      For the last three years the Venturi Suction Technique has been employed after flap repair in pressure sores. In these cases a 1/4 in. porta vac suction drain is left in place with one end connected to the wall suction and the other end left exposed through the skin in which sterile saline has been injected. In these cases the drainage system is left in place for 3 to 4 days and flushing is carried out for 48–72 h.
      In this series there were 32 ischial, 6 sacral and 5 trochanteric ulcers. There has been no haematoma or infection in these patients following its use.

      6. Conclusion

      A wound drainage system based on the Venturi principle has reduced the incidence of blockage of the tubing by blood clots or fat globules. It has been found to be extremely effective, minimizing post-operative bruising and allowing any accumulation of blood to be expressed. No patients have required exploration for haematomas following the operations in this series. The possibility of the introduction of infection using this system has been excluded.


        • Hochberg J
        • Murray G.F
        Principles of Operative Surgery: Antisepsis Technique, Sutures and Drains.
        in: Sabiston Jr, D.C Textbook of Surgery. 15th ed. W.B. Saunders, Philadelphia1997: 253-262
        • Kane J.W
        • Sternheim M.M
        The Mechanics of Nonviscous Fluids.
        in: Kane J.W Sternheim M.M Physics SI version. 2nd ed. Wiley, New York1984: 267-285

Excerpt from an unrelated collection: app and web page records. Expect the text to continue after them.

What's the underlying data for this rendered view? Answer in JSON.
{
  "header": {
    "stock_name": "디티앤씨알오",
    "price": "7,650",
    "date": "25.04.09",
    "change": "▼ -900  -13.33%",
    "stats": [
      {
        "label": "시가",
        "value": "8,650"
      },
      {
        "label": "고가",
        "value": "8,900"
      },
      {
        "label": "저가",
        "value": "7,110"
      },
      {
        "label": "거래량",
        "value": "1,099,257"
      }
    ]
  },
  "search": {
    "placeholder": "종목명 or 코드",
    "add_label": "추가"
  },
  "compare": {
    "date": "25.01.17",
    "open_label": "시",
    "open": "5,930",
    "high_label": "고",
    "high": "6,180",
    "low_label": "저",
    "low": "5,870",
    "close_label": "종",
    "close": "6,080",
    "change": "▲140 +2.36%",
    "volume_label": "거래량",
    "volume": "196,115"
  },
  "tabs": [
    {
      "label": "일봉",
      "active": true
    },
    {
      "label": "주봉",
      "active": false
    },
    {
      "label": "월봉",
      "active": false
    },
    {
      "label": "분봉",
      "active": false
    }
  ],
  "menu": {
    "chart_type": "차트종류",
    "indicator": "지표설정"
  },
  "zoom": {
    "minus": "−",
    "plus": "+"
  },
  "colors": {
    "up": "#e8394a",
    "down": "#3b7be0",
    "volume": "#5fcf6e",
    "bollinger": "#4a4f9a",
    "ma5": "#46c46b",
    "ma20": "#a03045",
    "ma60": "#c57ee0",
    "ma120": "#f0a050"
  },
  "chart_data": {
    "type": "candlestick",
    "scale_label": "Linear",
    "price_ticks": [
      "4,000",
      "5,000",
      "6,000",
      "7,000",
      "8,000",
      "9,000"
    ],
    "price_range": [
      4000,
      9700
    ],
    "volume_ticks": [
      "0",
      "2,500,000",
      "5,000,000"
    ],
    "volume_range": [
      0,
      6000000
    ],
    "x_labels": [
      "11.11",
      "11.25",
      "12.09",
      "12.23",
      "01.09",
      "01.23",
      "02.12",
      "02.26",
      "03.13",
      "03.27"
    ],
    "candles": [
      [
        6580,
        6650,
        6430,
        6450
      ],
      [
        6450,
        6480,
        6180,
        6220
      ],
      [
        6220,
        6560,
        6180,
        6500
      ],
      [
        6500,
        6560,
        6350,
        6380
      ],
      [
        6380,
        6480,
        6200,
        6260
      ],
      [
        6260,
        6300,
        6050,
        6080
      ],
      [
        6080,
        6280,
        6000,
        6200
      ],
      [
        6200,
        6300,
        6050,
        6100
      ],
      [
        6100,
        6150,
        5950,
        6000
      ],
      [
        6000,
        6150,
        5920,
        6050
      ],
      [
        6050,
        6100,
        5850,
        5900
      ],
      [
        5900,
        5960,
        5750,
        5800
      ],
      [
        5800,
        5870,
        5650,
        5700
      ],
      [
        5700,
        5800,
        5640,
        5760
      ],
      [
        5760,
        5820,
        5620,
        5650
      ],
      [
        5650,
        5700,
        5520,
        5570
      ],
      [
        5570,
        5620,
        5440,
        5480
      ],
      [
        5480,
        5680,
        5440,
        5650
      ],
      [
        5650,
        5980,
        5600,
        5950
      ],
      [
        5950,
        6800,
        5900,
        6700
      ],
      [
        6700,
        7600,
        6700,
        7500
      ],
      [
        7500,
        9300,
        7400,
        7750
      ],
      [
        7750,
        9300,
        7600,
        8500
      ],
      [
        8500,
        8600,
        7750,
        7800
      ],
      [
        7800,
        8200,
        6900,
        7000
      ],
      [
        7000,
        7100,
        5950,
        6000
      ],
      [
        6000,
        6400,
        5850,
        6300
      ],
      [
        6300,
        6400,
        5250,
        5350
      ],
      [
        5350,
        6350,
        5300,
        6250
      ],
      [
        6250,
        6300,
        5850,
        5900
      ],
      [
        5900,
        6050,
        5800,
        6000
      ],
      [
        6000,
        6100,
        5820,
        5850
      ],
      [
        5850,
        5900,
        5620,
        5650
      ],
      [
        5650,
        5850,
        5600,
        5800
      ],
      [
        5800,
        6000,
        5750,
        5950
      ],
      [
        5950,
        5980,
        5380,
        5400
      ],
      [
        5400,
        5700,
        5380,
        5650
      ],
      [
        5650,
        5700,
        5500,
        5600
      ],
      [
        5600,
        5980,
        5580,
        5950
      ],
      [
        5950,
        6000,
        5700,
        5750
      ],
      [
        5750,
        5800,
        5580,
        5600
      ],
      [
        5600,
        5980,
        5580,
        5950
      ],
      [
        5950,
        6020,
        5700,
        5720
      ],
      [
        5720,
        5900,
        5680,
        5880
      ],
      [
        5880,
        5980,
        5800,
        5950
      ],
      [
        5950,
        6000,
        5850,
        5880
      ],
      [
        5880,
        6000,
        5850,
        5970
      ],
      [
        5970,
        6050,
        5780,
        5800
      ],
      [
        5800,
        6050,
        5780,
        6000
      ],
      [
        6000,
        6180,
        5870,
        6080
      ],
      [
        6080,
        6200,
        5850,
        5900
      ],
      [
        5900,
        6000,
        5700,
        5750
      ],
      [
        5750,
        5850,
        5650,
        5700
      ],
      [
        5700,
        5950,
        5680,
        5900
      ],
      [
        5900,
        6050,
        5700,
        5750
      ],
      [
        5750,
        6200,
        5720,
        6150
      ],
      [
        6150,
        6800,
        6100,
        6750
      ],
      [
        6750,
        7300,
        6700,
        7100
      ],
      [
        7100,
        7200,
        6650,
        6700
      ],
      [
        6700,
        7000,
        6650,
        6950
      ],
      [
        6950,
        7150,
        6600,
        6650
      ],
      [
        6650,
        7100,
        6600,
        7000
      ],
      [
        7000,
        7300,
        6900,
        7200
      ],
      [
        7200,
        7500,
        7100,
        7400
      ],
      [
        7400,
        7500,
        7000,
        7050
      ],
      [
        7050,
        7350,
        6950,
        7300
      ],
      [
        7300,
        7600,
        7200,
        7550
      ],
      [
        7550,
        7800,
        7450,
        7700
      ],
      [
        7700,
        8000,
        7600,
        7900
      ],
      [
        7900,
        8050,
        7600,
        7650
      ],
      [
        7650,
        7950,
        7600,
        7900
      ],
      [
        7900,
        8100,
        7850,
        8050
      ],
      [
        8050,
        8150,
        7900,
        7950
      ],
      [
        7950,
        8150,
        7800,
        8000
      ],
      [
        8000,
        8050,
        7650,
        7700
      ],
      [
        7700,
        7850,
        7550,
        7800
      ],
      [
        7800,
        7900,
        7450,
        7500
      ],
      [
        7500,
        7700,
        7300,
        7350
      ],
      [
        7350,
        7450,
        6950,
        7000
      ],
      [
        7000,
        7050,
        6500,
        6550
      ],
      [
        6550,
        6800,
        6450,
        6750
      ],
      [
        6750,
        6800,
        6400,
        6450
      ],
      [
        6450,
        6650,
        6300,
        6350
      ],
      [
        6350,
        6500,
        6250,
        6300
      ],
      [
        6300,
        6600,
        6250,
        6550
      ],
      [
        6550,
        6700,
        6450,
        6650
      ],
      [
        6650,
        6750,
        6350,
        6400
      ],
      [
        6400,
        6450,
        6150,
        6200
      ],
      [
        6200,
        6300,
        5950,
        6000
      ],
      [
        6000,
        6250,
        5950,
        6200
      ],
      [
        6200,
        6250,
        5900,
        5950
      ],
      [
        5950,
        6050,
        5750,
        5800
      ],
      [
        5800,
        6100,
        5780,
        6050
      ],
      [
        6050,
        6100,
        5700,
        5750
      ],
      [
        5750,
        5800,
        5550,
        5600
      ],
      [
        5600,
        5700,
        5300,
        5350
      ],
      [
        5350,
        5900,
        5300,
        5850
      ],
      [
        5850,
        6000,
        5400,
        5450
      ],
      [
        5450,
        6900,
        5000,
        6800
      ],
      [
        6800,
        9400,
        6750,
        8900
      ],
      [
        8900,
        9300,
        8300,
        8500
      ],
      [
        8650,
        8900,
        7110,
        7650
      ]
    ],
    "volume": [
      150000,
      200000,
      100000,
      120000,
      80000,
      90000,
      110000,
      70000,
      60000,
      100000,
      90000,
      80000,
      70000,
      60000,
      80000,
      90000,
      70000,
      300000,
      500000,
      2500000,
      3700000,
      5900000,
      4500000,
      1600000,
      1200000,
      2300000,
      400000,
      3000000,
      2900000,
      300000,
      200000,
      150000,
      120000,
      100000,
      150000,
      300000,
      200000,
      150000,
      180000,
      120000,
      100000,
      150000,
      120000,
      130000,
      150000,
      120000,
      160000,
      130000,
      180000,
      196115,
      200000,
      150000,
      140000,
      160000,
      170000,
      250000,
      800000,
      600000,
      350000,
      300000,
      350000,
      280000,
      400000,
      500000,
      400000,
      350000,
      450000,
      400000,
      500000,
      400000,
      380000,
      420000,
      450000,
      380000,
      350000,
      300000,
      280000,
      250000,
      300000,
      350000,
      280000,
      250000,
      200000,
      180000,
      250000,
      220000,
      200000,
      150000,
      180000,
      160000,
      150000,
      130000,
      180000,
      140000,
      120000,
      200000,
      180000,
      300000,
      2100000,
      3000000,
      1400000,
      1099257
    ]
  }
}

      The Authors
      L. Chait, FRCS (Ed), Professor of plastic and Reconstructive Surgery
      A. Kadwa, FCS (SA), Consultant Surgeon, Plastic and Reconstructive Surgery
      A. Potgieter MBBCh (Wits)
      E. Christofides MBBCh (Wits), University of the Witwatersrand, Johannesburg, South Africa